My point here is that the wire nicks have to be bad enough to really count! Consider how much damage occurs when someone wire-brushes an aluminum conductor prior to putting on oxide inhibitor compound--I don't recall any installation instruction saying that I have to wire-brush lengthwise with the conductor. If I brush across the conductor, chances are pretty good that I will nick strands of that conductor. But, there might be some general statement in the installation instructions for the listed termination device to the effect that you can't nick or damage the wires while preparing them for termination.
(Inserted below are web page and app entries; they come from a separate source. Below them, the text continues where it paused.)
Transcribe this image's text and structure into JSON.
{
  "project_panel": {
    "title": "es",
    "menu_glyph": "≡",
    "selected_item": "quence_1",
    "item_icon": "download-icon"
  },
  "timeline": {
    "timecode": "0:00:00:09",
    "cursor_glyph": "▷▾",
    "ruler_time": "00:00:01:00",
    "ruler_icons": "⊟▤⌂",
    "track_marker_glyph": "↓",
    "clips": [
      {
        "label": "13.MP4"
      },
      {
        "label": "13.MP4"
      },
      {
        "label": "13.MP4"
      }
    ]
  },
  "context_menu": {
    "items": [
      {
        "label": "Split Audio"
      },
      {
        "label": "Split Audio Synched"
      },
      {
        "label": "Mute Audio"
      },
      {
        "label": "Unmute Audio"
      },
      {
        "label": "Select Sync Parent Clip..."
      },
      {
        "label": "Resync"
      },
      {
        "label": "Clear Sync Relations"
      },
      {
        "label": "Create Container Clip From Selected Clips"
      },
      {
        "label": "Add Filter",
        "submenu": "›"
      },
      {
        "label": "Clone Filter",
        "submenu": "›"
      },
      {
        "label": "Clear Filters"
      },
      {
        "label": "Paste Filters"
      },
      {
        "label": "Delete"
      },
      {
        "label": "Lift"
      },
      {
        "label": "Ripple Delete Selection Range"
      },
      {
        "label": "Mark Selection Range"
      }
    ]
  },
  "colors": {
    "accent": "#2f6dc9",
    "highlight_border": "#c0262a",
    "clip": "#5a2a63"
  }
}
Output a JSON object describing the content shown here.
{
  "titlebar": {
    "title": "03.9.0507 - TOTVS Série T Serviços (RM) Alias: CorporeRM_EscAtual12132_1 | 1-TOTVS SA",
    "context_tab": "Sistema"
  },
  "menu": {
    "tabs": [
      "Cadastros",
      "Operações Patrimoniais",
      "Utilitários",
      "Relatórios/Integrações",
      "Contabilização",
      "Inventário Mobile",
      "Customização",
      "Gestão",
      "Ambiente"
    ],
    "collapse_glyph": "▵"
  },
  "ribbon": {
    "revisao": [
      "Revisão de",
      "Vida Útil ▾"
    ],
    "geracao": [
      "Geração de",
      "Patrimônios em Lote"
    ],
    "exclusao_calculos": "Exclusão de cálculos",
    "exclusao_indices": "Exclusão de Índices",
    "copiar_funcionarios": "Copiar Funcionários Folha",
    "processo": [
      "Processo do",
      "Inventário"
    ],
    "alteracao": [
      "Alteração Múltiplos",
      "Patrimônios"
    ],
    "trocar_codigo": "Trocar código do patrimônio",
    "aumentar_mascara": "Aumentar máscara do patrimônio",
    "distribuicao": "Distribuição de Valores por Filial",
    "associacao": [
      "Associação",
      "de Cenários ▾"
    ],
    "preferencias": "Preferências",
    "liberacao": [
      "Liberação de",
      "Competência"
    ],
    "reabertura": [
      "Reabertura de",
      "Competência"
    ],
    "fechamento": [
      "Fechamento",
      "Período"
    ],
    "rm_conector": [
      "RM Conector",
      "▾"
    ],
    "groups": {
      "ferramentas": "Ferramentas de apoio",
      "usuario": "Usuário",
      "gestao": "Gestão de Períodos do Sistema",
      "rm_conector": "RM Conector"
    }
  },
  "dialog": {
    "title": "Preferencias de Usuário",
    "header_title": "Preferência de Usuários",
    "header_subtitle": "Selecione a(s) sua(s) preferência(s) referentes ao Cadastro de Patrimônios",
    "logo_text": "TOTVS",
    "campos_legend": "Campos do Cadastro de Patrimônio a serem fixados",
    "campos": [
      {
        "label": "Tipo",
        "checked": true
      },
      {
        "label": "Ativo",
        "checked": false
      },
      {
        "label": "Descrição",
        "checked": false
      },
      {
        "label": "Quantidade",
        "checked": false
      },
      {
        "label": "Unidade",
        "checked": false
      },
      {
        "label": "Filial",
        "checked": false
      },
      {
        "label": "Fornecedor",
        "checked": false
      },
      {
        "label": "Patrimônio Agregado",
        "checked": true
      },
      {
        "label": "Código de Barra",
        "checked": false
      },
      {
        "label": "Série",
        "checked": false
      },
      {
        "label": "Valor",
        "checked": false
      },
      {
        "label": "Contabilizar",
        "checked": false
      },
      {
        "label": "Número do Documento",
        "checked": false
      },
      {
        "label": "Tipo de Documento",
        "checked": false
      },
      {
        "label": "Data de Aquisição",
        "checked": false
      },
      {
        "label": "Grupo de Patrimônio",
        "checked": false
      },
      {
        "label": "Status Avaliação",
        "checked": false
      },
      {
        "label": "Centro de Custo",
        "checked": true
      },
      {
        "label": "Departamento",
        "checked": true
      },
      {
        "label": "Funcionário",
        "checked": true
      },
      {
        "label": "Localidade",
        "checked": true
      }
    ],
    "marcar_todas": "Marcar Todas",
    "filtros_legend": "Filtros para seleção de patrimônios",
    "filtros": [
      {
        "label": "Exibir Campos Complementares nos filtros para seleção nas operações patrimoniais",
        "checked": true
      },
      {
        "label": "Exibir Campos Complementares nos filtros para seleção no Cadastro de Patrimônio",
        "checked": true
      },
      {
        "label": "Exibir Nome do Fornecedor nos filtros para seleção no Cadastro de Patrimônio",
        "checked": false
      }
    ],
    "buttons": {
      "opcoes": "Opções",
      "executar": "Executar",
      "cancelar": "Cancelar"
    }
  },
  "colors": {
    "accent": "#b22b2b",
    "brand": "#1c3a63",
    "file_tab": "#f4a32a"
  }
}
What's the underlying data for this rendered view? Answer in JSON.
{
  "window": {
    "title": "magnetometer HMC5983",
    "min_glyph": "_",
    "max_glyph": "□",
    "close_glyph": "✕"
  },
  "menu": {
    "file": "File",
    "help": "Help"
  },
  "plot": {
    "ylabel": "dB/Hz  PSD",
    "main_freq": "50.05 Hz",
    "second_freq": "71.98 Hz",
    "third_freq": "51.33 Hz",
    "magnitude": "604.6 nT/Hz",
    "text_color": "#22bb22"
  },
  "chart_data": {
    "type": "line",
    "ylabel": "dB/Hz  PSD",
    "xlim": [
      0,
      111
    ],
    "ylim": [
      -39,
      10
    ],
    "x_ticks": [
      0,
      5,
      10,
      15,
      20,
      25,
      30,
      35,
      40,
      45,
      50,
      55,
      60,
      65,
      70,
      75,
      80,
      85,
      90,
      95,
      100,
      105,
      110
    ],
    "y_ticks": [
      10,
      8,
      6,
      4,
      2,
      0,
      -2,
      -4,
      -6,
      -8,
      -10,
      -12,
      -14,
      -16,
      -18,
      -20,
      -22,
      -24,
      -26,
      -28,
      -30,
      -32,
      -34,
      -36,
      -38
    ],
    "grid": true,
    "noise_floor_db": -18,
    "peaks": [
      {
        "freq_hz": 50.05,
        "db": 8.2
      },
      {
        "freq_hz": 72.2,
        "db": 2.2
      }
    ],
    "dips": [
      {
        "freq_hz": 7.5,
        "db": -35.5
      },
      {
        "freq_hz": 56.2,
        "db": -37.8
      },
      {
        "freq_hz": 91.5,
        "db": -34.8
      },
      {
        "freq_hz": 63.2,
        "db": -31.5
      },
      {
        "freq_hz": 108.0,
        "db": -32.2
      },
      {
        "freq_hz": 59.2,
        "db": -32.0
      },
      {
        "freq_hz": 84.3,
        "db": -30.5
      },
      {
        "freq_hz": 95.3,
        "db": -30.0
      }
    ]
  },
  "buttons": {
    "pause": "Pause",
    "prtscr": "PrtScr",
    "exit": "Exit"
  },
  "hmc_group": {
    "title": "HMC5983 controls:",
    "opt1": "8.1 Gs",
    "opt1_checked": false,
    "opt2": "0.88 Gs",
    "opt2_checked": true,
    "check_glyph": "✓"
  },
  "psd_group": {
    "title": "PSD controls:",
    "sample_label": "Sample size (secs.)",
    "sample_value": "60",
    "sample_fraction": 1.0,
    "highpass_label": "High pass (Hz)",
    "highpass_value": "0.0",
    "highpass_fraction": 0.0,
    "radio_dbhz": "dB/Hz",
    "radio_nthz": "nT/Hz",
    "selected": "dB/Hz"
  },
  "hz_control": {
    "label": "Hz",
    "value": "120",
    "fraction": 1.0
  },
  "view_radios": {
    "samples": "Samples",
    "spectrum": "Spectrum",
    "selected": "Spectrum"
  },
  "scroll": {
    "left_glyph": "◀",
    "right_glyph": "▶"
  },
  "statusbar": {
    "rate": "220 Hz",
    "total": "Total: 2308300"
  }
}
Just to add further complexity to a simple query, there might be a technical distinction between nicking a wire, and scratching it. A nick will leave a sharp cut across the strand that will fracture readily, while a scratch would possibly leave a smoother notch across the strand -- increasing resistance -- yet not necessarily creating a fracture zone as readily as a nick would.